Fred's Decade of Faves
10. Saw – Truly a great film and with five sequels, a massive achievement for a decade of film, particularly because each sequel is above average, if not also great in its own right.
9. Grindhouse – A massively effective achievement in film that should exist in its original form.
8. Walk Hard – This is the only film I’ve watched five times as a grown-up. It’s so good I didn’t even realize it when I first saw it. It’s profound not just in spoofing the musical biopic, but in life and music in general.
7. Snakes on a Plane – However the hype failed, this movie needs to exist. High concept should be what Hollywood strives to deliver, but more importantly, carry it out, which Snakes doesn’t really get credit for doing.
6. The Notebook – This movie rips your heart out, stomps it on the ground and puts it back in. We know exactly what the film is doing to us yet we willingly allow it.
5. Jackass: Number Two – Pure creativity out of nothing but sheer imagination.
3. Spider-Man – I still love Spider-Man 3 and stand by it. It was exactly what I wanted in the resolution of the trilogy, but Spidey 1 is perfect storytelling.
2. The Dark Knight – The perfect blockbuster. This also justifies my omission of Lord of the Rings, because while I respect the achievement of that, I just don’t relate to the story of magical creatures throwing a ring into a volcano. I liked King Kong better anyway, but since Dark Knight did the blockbuster perfectly, I don’t really have to explain it.

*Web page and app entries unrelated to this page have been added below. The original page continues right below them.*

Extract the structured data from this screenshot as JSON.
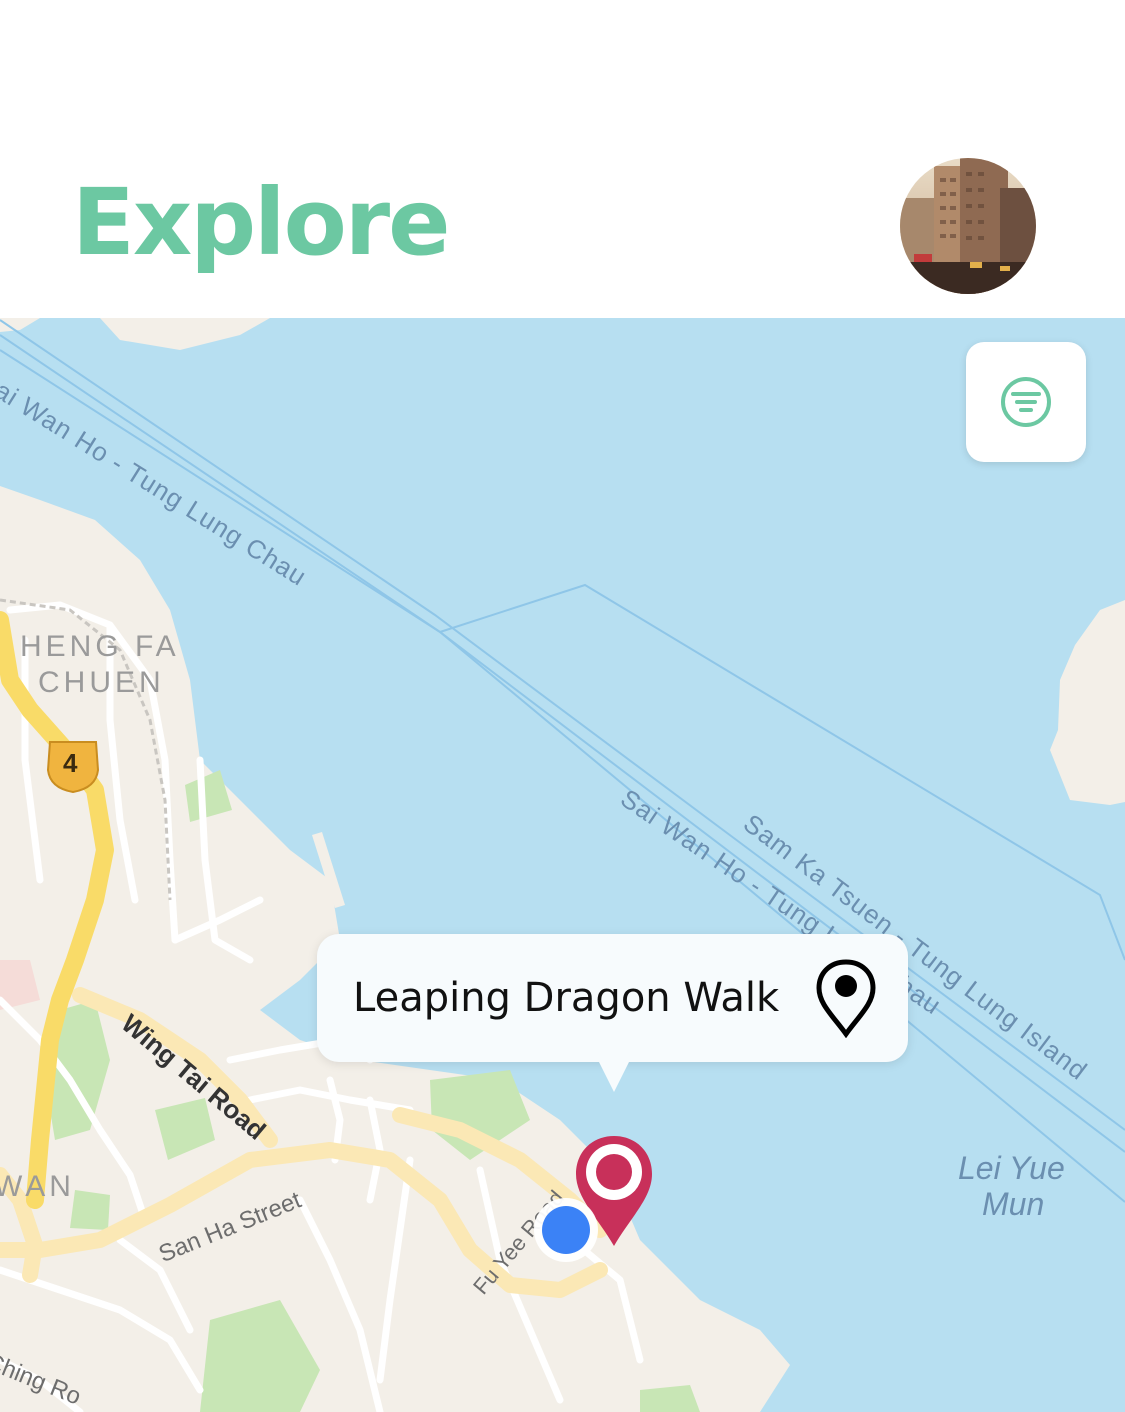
{
  "header": {
    "title": "Explore",
    "avatar_alt": "Profile photo"
  },
  "map": {
    "labels": {
      "ferry_route_1": "Sai Wan Ho - Tung Lung Chau",
      "ferry_route_2": "Sai Wan Ho - Tung Lung Chau",
      "ferry_route_3": "Sam Ka Tsuen - Tung Lung Island",
      "heng_fa_chuen_line1": "HENG FA",
      "heng_fa_chuen_line2": "CHUEN",
      "route_shield": "4",
      "wing_tai_road": "Wing Tai Road",
      "san_ha_street": "San Ha Street",
      "fu_yee_road": "Fu Yee Road",
      "lei_yue_mun_line1": "Lei Yue",
      "lei_yue_mun_line2": "Mun",
      "wan_fragment": "WAN",
      "ching_fragment": "Ching Ro"
    },
    "filter_icon": "filter-lines-icon",
    "callout": {
      "label": "Leaping Dragon Walk",
      "icon": "location-pin-icon"
    },
    "selected_pin": {
      "icon": "map-pin-icon",
      "color": "#C8305A"
    },
    "user_location": {
      "color": "#3B82F6"
    }
  },
  "colors": {
    "accent": "#6CC8A2",
    "water": "#B7DFF1",
    "land": "#F3EFE8",
    "park": "#C8E6B5",
    "major_road": "#F9DB68"
  }
}
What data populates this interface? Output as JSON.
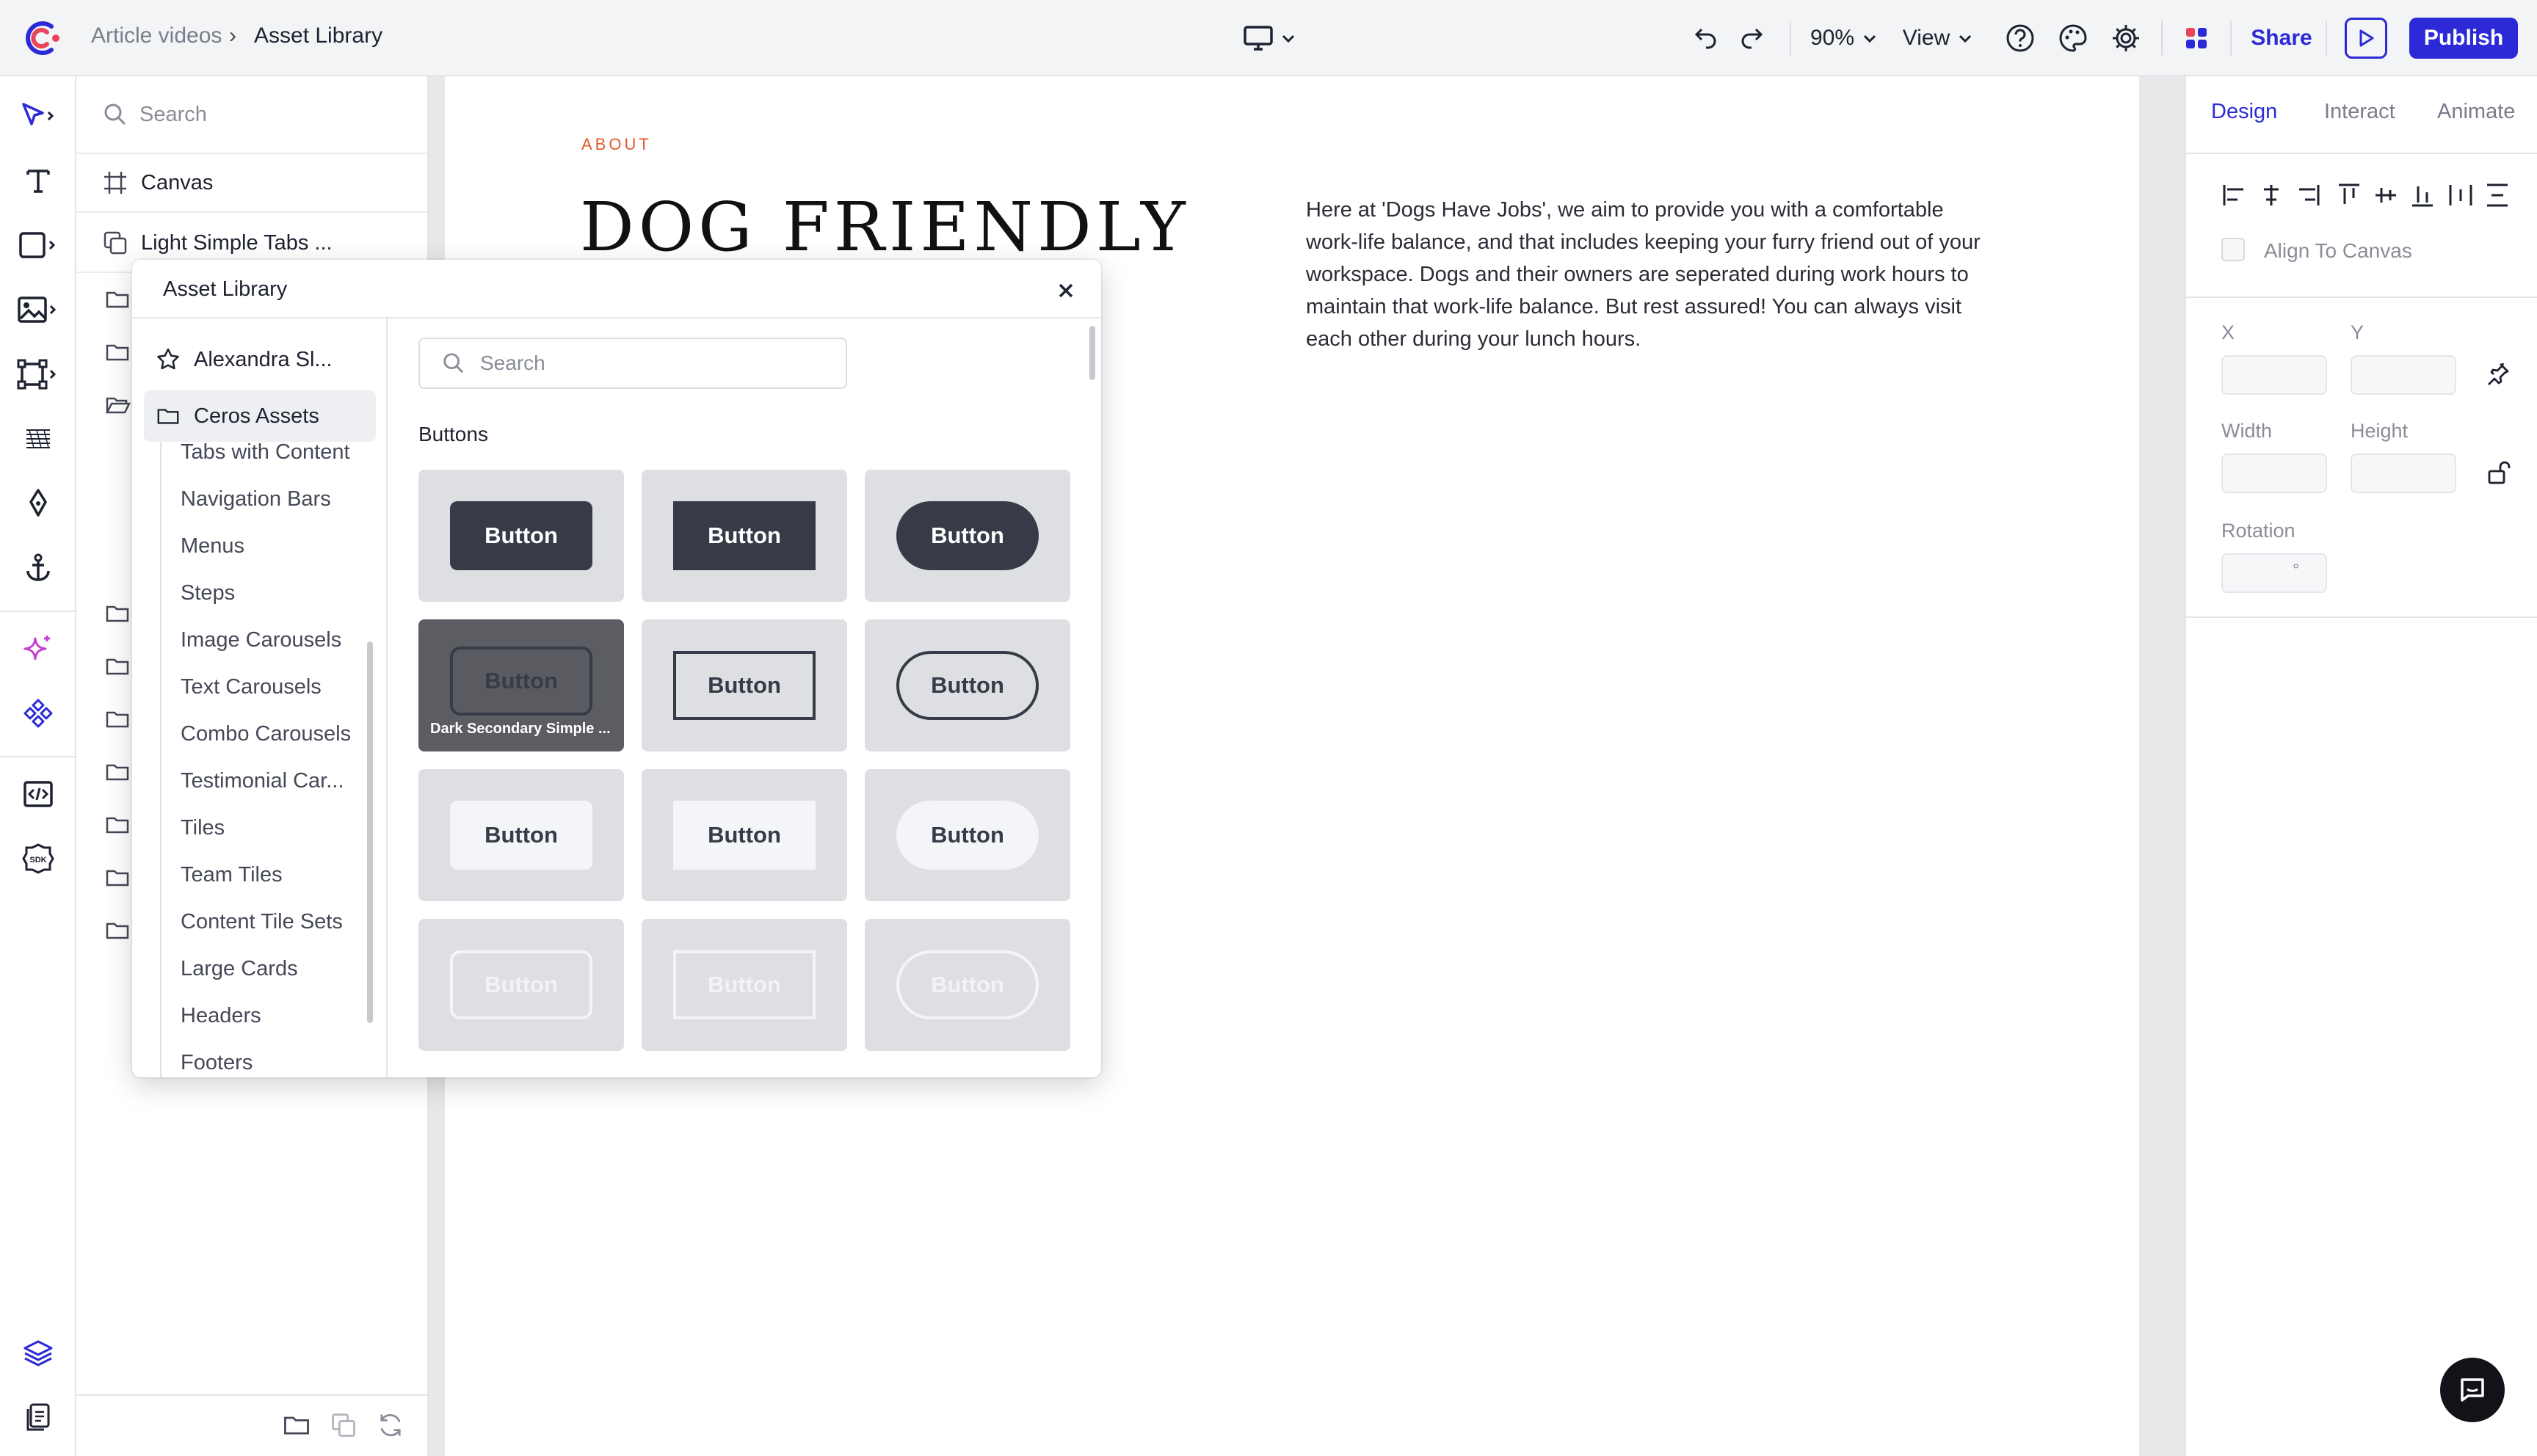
{
  "breadcrumb": {
    "parent": "Article videos",
    "current": "Asset Library"
  },
  "topbar": {
    "zoom": "90%",
    "view": "View",
    "share": "Share",
    "publish": "Publish"
  },
  "layers": {
    "search_placeholder": "Search",
    "canvas": "Canvas",
    "first_item": "Light Simple Tabs ..."
  },
  "canvas": {
    "eyebrow": "ABOUT",
    "heading": "DOG FRIENDLY",
    "body": "Here at 'Dogs Have Jobs', we aim to provide you with a comfortable work-life balance, and that includes keeping your furry friend out of your workspace. Dogs and their owners are seperated during work hours to maintain that work-life balance. But rest assured! You can always visit each other during your lunch hours."
  },
  "right_panel": {
    "tabs": [
      "Design",
      "Interact",
      "Animate"
    ],
    "align_to_canvas": "Align To Canvas",
    "x": "X",
    "y": "Y",
    "width": "Width",
    "height": "Height",
    "rotation": "Rotation",
    "degree": "°"
  },
  "modal": {
    "title": "Asset Library",
    "search_placeholder": "Search",
    "section": "Buttons",
    "sidebar_user": "Alexandra Sl...",
    "sidebar_root": "Ceros Assets",
    "categories": [
      "Tabs with Content",
      "Navigation Bars",
      "Menus",
      "Steps",
      "Image Carousels",
      "Text Carousels",
      "Combo Carousels",
      "Testimonial Car...",
      "Tiles",
      "Team Tiles",
      "Content Tile Sets",
      "Large Cards",
      "Headers",
      "Footers"
    ],
    "button_label": "Button",
    "hover_caption": "Dark Secondary Simple ..."
  },
  "colors": {
    "accent": "#2c2ad6",
    "eyebrow": "#e0592a",
    "dark_button": "#363b47"
  }
}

1. About a Boy – The perfect guy movie, in disguise as a “chick flick” so everyone’s happy. It’s outrageous in Hugh Grants A-hole-ery but not so overtly that it’s vulgar. It’s as profound as it is hilarious too, with the message that sometimes just being there is more important than anything else. In a flaky world, I hope that gets through to some people.